··· Dataset ···

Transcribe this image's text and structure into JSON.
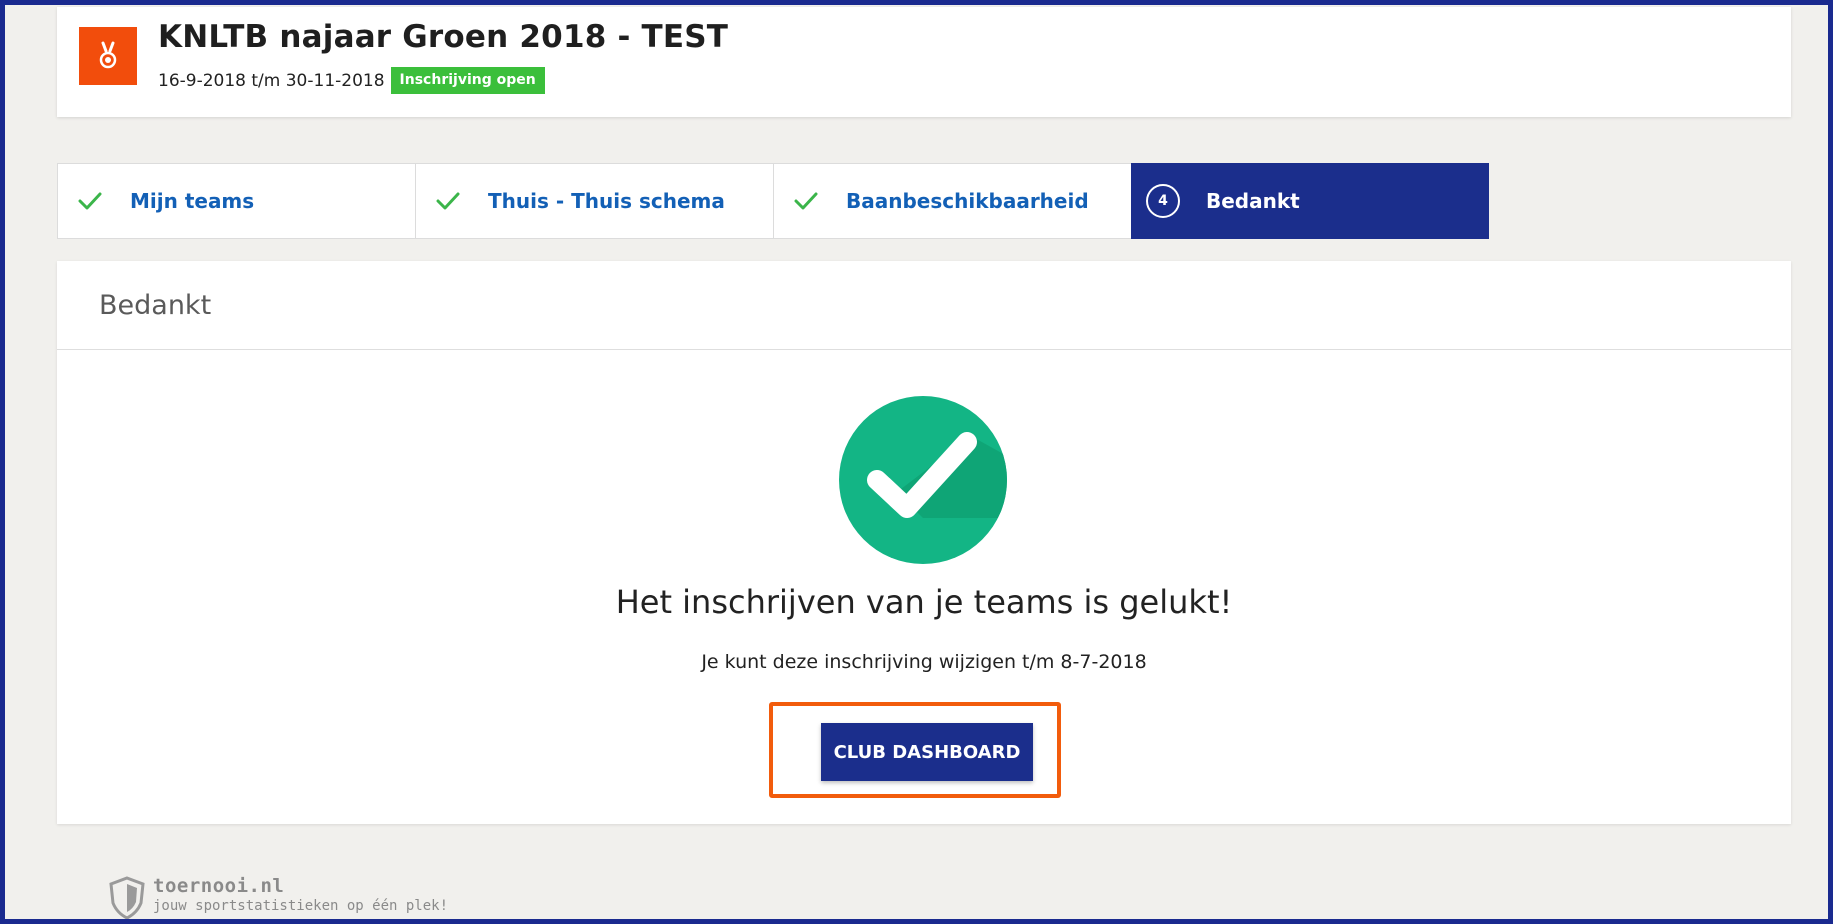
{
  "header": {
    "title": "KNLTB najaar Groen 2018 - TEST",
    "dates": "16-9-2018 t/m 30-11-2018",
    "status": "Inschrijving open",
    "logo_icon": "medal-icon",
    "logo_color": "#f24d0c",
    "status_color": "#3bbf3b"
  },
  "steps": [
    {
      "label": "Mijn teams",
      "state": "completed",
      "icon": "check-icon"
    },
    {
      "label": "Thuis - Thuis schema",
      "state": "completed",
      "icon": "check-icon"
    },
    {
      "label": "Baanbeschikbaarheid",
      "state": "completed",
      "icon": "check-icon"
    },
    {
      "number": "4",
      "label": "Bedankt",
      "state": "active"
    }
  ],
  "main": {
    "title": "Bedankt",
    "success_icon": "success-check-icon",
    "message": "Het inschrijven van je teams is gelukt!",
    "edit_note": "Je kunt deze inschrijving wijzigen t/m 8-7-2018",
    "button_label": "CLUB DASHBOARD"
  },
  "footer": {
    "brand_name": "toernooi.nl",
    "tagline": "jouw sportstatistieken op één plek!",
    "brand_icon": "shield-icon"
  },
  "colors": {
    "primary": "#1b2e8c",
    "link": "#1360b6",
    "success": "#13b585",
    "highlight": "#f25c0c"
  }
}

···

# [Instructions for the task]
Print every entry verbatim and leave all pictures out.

# [Answer section]
Transcribe this image's text and structure into JSON.
{
  "header": {
    "title": "KNLTB najaar Groen 2018 - TEST",
    "dates": "16-9-2018 t/m 30-11-2018",
    "status": "Inschrijving open",
    "logo_icon": "medal-icon",
    "logo_color": "#f24d0c",
    "status_color": "#3bbf3b"
  },
  "steps": [
    {
      "label": "Mijn teams",
      "state": "completed",
      "icon": "check-icon"
    },
    {
      "label": "Thuis - Thuis schema",
      "state": "completed",
      "icon": "check-icon"
    },
    {
      "label": "Baanbeschikbaarheid",
      "state": "completed",
      "icon": "check-icon"
    },
    {
      "number": "4",
      "label": "Bedankt",
      "state": "active"
    }
  ],
  "main": {
    "title": "Bedankt",
    "success_icon": "success-check-icon",
    "message": "Het inschrijven van je teams is gelukt!",
    "edit_note": "Je kunt deze inschrijving wijzigen t/m 8-7-2018",
    "button_label": "CLUB DASHBOARD"
  },
  "footer": {
    "brand_name": "toernooi.nl",
    "tagline": "jouw sportstatistieken op één plek!",
    "brand_icon": "shield-icon"
  },
  "colors": {
    "primary": "#1b2e8c",
    "link": "#1360b6",
    "success": "#13b585",
    "highlight": "#f25c0c"
  }
}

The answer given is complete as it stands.